The city of Jamestown may be laying off people for the first time in more than 25 years, according to Jay Sveum, deputy auditor for the city. "I'm afraid we will not be able to retain these people," he said to the Jamestown Public Works Committee at its meeting Thursday during a discussion of personnel changes that will be necessary as the city moves to automated equipment for garbage collection. Sveum said he has worked for the city for more than 25 years and has never been part of a reduction in force.
The North Dakota Soybean Processors crushing plant planned for the Spiritwood Energy Park Association industrial park will likely get all the soybeans it needs locally, according to Scott Austin, general manager of Minnesota Soybean Processors, the parent company of the project. "Spiritwood is in the center of where beans (soybeans) are grown," he said, referring to the North Dakota crop. "The three counties closest to the plant provide enough beans to operate the plant."
A portion of the contract between the Recycling Center of North Dakota and the city of Jamestown may need to be renegotiated before residential recycling is implemented, said Ralph Friebel, owner of the Recycling Center. At issue is the collection of glass. The Recycling Center recently stopped accepting glass saying that the company was unable to sell the recyclable glass. Friebel said he is attempting to find a buyer but would not accept the material until he is able to sell the glass.
Bricklayers prep an area to cover Monday on the new Newman Arena at the University of Jamestown. John M. Steiner / The Sun
Parts have finally arrived to repair a Jamestown traffic signal damaged in a hit-andrun accident on April 10, according to Harold Sad, Jamestown street foreman.
The Dakota Spirit AgEnergy ethanol plant is running above capacity and entirely on locally grown corn, according to Derik Marquart, DSA plant manager. "Things are going well," he told the Spiritwood Energy Park Association Board of Directors Thursday during its regular meeting. "We're at a 72 million gallon rate (per year), which is over the nameplate capacity of 65 million gallons."
Rains this past week were not enough to help pastures and hayland in south-central North Dakota catch up after a dry spring, according to Jim Bitz, owner of Napoleon Livestock. "It wasn't enough to change things but it gave people some hope and some time," he said. In the meantime, ranchers have been thinning herds and reducing cattle numbers to try to match the number of cattle to the amount of grass in dry pastures.
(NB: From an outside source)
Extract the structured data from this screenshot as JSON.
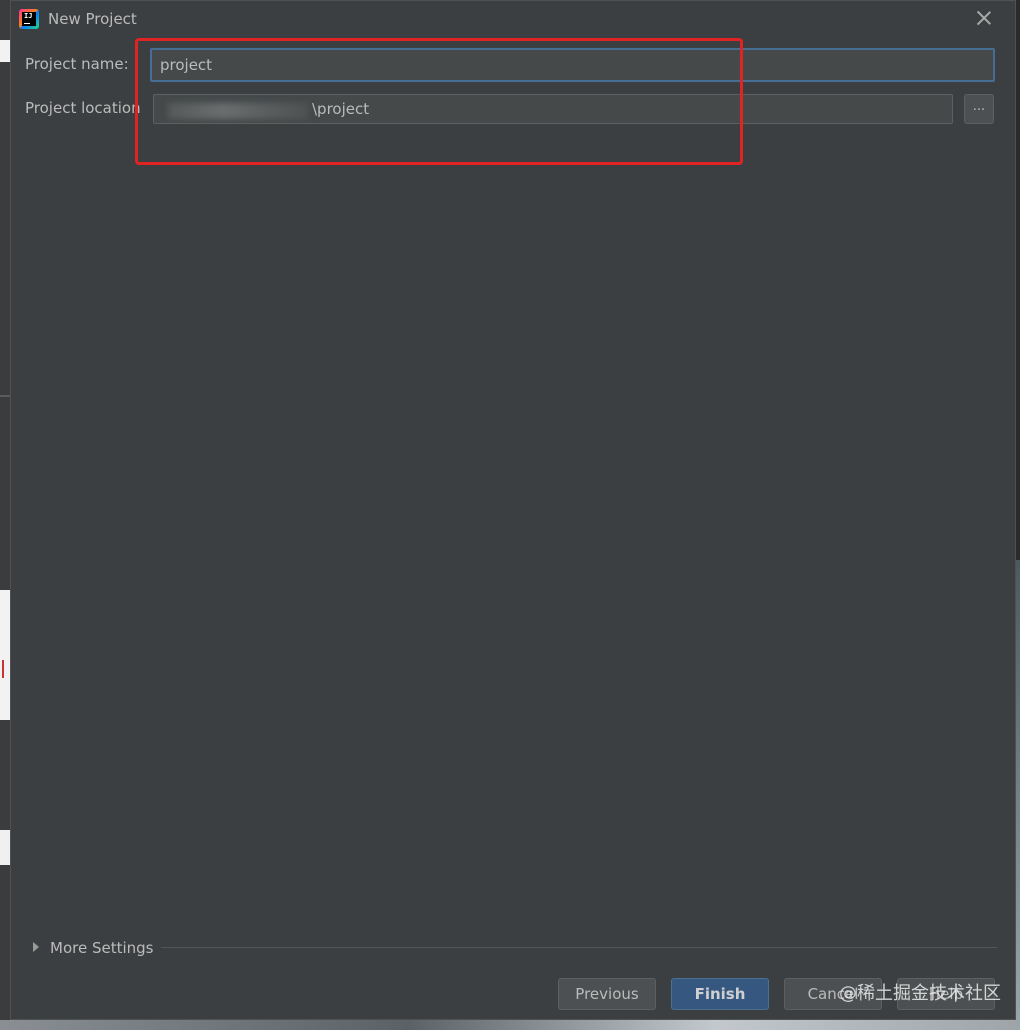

The recent rain may help lawns, gardens and crops, but it is not a good thing for road construction projects, according to Ben Aaseth, project engineer for Interstate Engineering.